The year of US warring, Soviet wooing
In world affairs, the year 1986 was when Ronald Reagan waged war on terrorism, Libya, and Nicaragua with mixed results while Mikhail Gorbachev wooed China and Western Europe. The two world leaders met once together in Reykjavik, to the regret of Mr. Reagan who came out a poor second in what turned into a propaganda duel.
At the end of the year, Mr. Gorbachev was making headway, but slowly, against economic lethargy at home while Mr. Reagan was immobilized by the disclosure of unwise clandestine dealings with Iran, and probably criminal clandestine dealings with ``contras.''
The most consistent and perhaps important action of 1986 was the unfolding of a new Soviet foreign policy. Mr. Gorbachev was working toward easing his country's relations all around its vast rim. Most specific and visible was the courtship of China. He promised, or appeared to promise, reduction in Soviet forces on China's frontier and reduced support to Vietnam. Moscow also made conciliatory gestures toward Japan, but not enough to take Japanese attention away from its preoccupation with its own economic problems.
To the south, Moscow was trying to develop relations with Iran while continuing to supply arms to Iraq. To the West, it allowed more leeway to its satellites while saying, and in some cases doing, those things which would allay Western suspicion. One example was the admission, although tardy, of the Chernobyl nuclear disaster and consultations with Western neighbors aimed at reducing the danger of a repetition.
A more relaxed attitude toward dissenters was obviously another part of a policy of trying to improve the Soviet image in the outside world. For example, they have released Andrei Sakharov from internal exile.
But the Soviets did not relax their attempt to Sovietize Afghanistan. The fighting was heavier than ever. Determination on the Soviet side was matched by rising weapons on the mujahideen side.
One of Washington's main efforts during the year was against terrorism. The dramatic highlight was the bombing of Libya on April 15. The hope was that it would stamp out terrorism. It did produce a change in Libya's Muammar Qaddafi. He donned a lower profile. We have heard less of him since. It may also have reduced his own personal involvement in terrorist acts, although terrorism itself continues. In September alone, Arabs seized a Pan American airliner on the ground in Karachi, other Arabs invaded a synagogue in Istanbul, killing 23, and five bombs were set off in Paris over a 10-day period.

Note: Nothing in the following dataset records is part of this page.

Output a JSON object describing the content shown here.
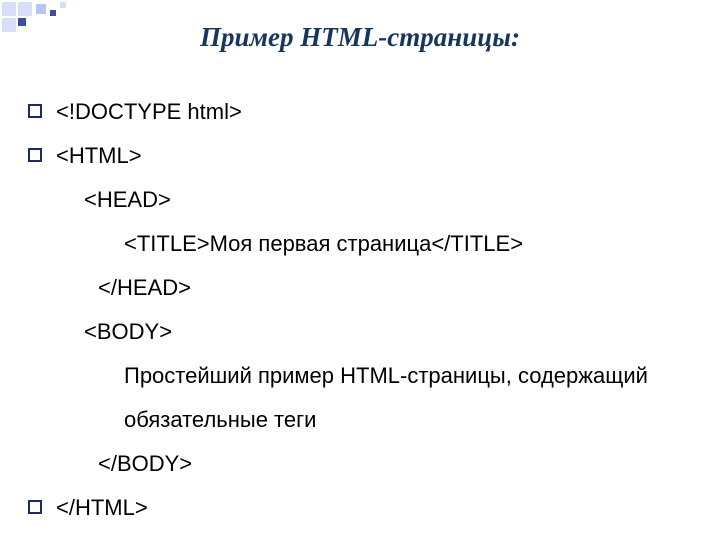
{
  "title": "Пример   HTML-страницы:",
  "code": {
    "l1": "<!DOCTYPE html>",
    "l2": "<HTML>",
    "l3": "<HEAD>",
    "l4": "<TITLE>Моя первая страница</TITLE>",
    "l5": "</HEAD>",
    "l6": "<BODY>",
    "l7a": "Простейший пример HTML-страницы, содержащий",
    "l7b": "обязательные теги",
    "l8": "</BODY>",
    "l9": "</HTML>"
  }
}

On the other hand, the Western European countries tightened their borders and their surveillance and exported many official diplomats who were suspected of association with terrorists. The committing of terrorist acts became more difficult and seemed to be on the decline in Western Europe by the end of the year.
Equally tenacious during 1986 was Mr. Reagan's campaign against the government of Nicaragua. In May, he began a campaign to try to induce Congress to permit the arming of the Nicaraguan contras. In March, the House voted against military aid to the contras. In June, under major White House pressure, the House reversed itself.
Meanwhile (we have now learned), the arms delivery operation had been continued clandestinely, allegedly with ``private'' funding. We still do not know how much was actually private. We do have the word of Attorney General Edwin Meese that some of it was derived from the profit on the arms sale to Iran. That sale was supposed to have obtained the release of all American hostages in Lebanon. Three were released, but three more Americans were seized over the same time period.
The White House is now paying a political price for arming the contras, and getting little in return. During most of 1986, the contras were bottled up inside their camps in Honduras by the regular armed forces of the Nicaraguan government. Twice during the year the United States persuaded the Honduran Army to move to the front and push the Nicaraguans away from the contra camps. The contras were not only unable to take the offensive into Nicaragua; they also could not even defend their own base camps without help.
During 1986, US-Soviet relations were bristly on the surface and marked primarily by sparring over arms control with no new agreements. But neither was doing anything new to the disadvantage of the other. There was nothing new about US aid to the Afghan patriots or Soviet aid to Nicaragua. And there was obviously a deliberate balance in these two rival supply operations. The US gave the Afghans improved defensive power in the hills, but nothing that could threaten the Soviet garrisons in the cities. The Soviets gave the Nicaraguans the ability to fend off the contras, but not enough to take offensive action against neighboring countries or the US.
One could almost speak of a clandestine d'etente between Washington and Moscow concealed behind a barrage of routine propaganda warfare, except that this is not a conscious d'etente. It is a d'etente produced by mutual preoccupation with domestic affairs.
Mr. Gorbachev needs a respite from external adventures to be able to concentrate on trying to remake the Soviet system in a modern mold. Mr. Reagan was so entangled by the end of the year in his Iran-contra affair that he was in fact immobilized. Perforce, the US and USSR were practicing de facto coexistence as 1986 ends.